A FIANNA Fáil councillor who did not support his party’s proposal to introduce a two percent rate increase in the 2019 budget says local businesses are struggling to survive.
Achill-based councillor Paul McNamara was the only Fianna Fáil councillor not to support the amended budget put forward by his party colleagues along with a number of independent councillors at last week’s budget meeting of Mayo County Council.
The amendment was passed but Cllr McNamara abstained from the vote in protest at the two percent rate increase.
Cllr McNamara told The Mayo News that his Fianna Fáil colleagues were disappointed by his stance but he stood by his decision. He said the hospitality sector has already incurred a 4.5 percent increase in VAT from the national budget and the local retail sector was on its knees due to online shopping.

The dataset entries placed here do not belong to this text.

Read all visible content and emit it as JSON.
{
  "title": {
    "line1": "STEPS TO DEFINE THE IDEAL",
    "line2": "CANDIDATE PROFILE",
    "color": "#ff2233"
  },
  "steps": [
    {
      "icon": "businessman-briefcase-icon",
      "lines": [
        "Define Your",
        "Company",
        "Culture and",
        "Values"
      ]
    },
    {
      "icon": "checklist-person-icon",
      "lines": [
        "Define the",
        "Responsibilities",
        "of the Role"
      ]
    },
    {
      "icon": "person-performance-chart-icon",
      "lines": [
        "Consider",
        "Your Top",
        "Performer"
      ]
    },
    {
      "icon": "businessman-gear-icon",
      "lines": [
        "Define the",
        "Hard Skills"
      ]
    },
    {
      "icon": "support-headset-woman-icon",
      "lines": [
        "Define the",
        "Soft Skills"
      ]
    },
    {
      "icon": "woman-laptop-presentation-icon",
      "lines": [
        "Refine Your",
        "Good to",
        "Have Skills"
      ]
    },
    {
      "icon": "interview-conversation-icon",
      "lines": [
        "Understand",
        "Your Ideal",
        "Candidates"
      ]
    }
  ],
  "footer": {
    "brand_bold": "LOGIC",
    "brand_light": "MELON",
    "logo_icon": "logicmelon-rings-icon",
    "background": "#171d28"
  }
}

“You cannot compare the hospitality sector in the west of Ireland where we have a tourism season of 12 weeks with Dublin and the east of the country. The retail sector has been struggling for years and now it has to compete with online shopping. In Achill alone I was talking to a courier who said for Black Friday they had to put on an extra van to cater for deliveries in Achill.
“This only benefits the large multinational stores who can cater for online shopping while the small local stores are being squeezed out. Now Mayo County Council are putting a two percent hike on their rates when they are on their knees. It is crazy and I could not support it,” he said.
Cllr McNamara said that local businesses were struggling to keep their doors open and unless they were supported he said they will not be able to stay open.
“We will have a major crisis on our hands in the next four to five years and more businesses will have to close their doors. There is a lopsided economy in the country and there is no way you can compare the retail and hospitality sector in the west to that in the east of Ireland,” he said.
Cllr McNamara said it was time the local authority started to think ‘outside the box’ to balance their budget instead of always targeting the rate payers.
“I have asked Mayo County Council what services they are providing to rate payers to justify an increase in rates. The local authority no longer provide water services or collect refuse and businesses still have to pay for these services. It is not right that in order to balance their budget the council pass on the cost to businesses who are already struggling. It is time the council started to think outside the box.”